The Coachella Valley Water District is taking new steps to fight the drought in California.
The water district is entering stage two of six in its water contingency plan and is looking to get customers to conserve with new conservation requirements that include banning sprinklers during the daytime.
CVWD's board of directors voted Tuesday to ban outdoor daytime water use like spray irrigation, or sprinklers, from 10 a.m. to sunset.
"Our climate condition is only going to get worse, it's not going to get better," said board member John Aguilar.
Last month, Gov. Newsom issued executive orders asking water agencies to start saving some water. Last July, the state's water board requested a voluntary 15% reduction. As of February, CVWD had only reduced by 2.4%. Statewide, agencies reduced by 6.4%.

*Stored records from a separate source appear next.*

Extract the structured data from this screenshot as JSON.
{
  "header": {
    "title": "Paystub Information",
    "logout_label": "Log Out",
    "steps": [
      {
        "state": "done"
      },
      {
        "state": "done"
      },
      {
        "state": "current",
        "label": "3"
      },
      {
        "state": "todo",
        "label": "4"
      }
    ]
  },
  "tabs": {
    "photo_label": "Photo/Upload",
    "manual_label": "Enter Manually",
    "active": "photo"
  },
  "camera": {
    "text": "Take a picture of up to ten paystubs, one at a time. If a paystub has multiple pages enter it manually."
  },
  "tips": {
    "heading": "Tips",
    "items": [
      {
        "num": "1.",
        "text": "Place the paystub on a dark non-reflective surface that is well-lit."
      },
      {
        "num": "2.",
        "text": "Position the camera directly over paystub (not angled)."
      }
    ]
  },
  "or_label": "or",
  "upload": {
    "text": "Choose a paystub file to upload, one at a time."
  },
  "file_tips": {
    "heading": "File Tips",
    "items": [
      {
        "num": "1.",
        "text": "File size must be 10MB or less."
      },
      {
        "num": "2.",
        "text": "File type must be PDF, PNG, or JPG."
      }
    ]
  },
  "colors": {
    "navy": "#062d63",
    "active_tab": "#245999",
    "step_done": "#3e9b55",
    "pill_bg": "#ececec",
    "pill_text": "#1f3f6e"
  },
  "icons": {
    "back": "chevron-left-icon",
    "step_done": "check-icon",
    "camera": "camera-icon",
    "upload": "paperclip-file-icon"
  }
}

CVWD conservation manager Jenna Shimmin said measures like the ban on daytime irrigation will contribute to conservation efforts, but not without pushback.
"Limiting the time frame, [opponents are] concerned, will lead to plants wilting or potentially dying," Shimmin said. "We tried to find that common area where we still see our water savings but customers are able to keep green landscapes. And so by irrigating up till 10 a.m., they should be able to achieve that."
The board approved several other water use reduction measures Tuesday, including one that would require restaurants to only serve water with meals when requested by customers.
Board member Anthony Bianco said the moves might be too "drastic" for the desert.
"I'll be honest with you, it's really hard for me to tell the public that we need to not water during the day, when there are city councils approving wave parks," Bianco said. "It doesn't make sense to me."
Bianco ultimately voted in favor of the measures, which come as the La Quinta planning commission is considering approving an 18-million-gallon wave basin.
"Now we have to ask for water at a restaurant but it's okay to waste 18 million gallons at a surf park? That's just crazy," said Ramon Baez, a member of La Quinta Residents for Responsible Development.
CVWD officials said projects like the La Quinta surf park have already been approved for water use. "So by conserving water, it helps us meet those long-term supplies that we've already approved and looked into," Shimmin said.
The water district said residents will first get a courtesy notice explaining the new regulations. Later violations could result in monetary citations.